Federalism is supposed to undergird America’s system of handling disasters, particularly natural disasters. State, local, and private organizations should play the dominant role. Today, however, growing federal intervention is undermining the role of private institutions and the states in handling disasters.
In a new paper, Cato’s Director of Tax Policy Studies, Chris Edwards looks at the Federal Emergency Management Agency’s (FEMA)’s response to major disasters, and argues that policymakers should reverse course and begin cutting FEMA.
In The Federal Emergency Management Agency: Floods, Failures, and Federalism, Edwards argues that Congress should cut FEMA’s multi-billion dollar budget to end the agency’s long-running record of disorganized and wasteful spending. Edwards determines the agency’s large and growing budget consists mainly of counterproductive and inefficient aid programs that should be eliminated. Instead, he argues that state and local governments, and the private sector, should fund disaster preparedness and relief.
“Ultimately,” says Edwards, “the agency should be closed down by ending aid programs for disaster preparedness and relief and privatizing flood insurance.”
FEMA’s performance in disaster response is historically plagued by poor decision-making, wasteful spending, and excessive bureaucracy. FEMA spends roughly $2.5 billion a year on grants to state and local governments for disaster preparedness but these funds are often wasted on low-value activities. Cities have used preparedness grants to buy hovercrafts, underwater robots, and other fancy equipment that are rarely used.
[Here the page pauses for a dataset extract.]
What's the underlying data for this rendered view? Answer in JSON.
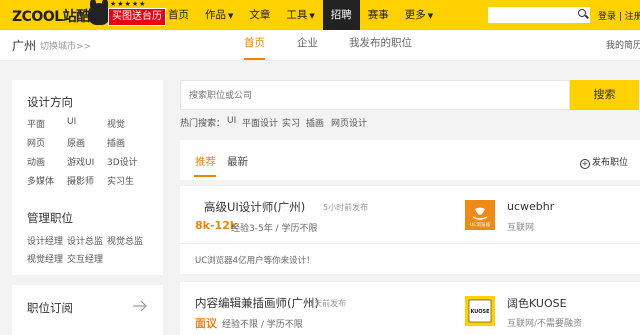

FEMA also administers the National Flood Insurance Program (NFIP), which was designed in 1968 with the purpose of helping property owners in flood-prone areas purchase government-backed insurance. Edwards determines that rather than reducing the nation’s flooding problems, the NFIP has likely made flood damage worse by encouraging more development in hazardous areas. In recent years the program has accumulated more than $24 billion in debt because revenues it received as insurance premiums are insufficient to pay out NFIP claims. Even worse, this debt has been accumulated to subsidize beach homes for America’s well-to-do.
FEMA routinely flouts laws that allow the federal government to intervene in disasters only if “effective response is beyond the capabilities of the state and the affected local governments.” The solution is for FEMA funding for disaster aid to states and individuals to be ended and flood insurance privatized, activities which represent more than 90 percent of FEMA’s current budget. The remaining activities unique to FEMA, such as flood mapping, continuity of operations, the public alert system, training programs, and technological and radiological hazards preparedness could then easily be moved to other agencies.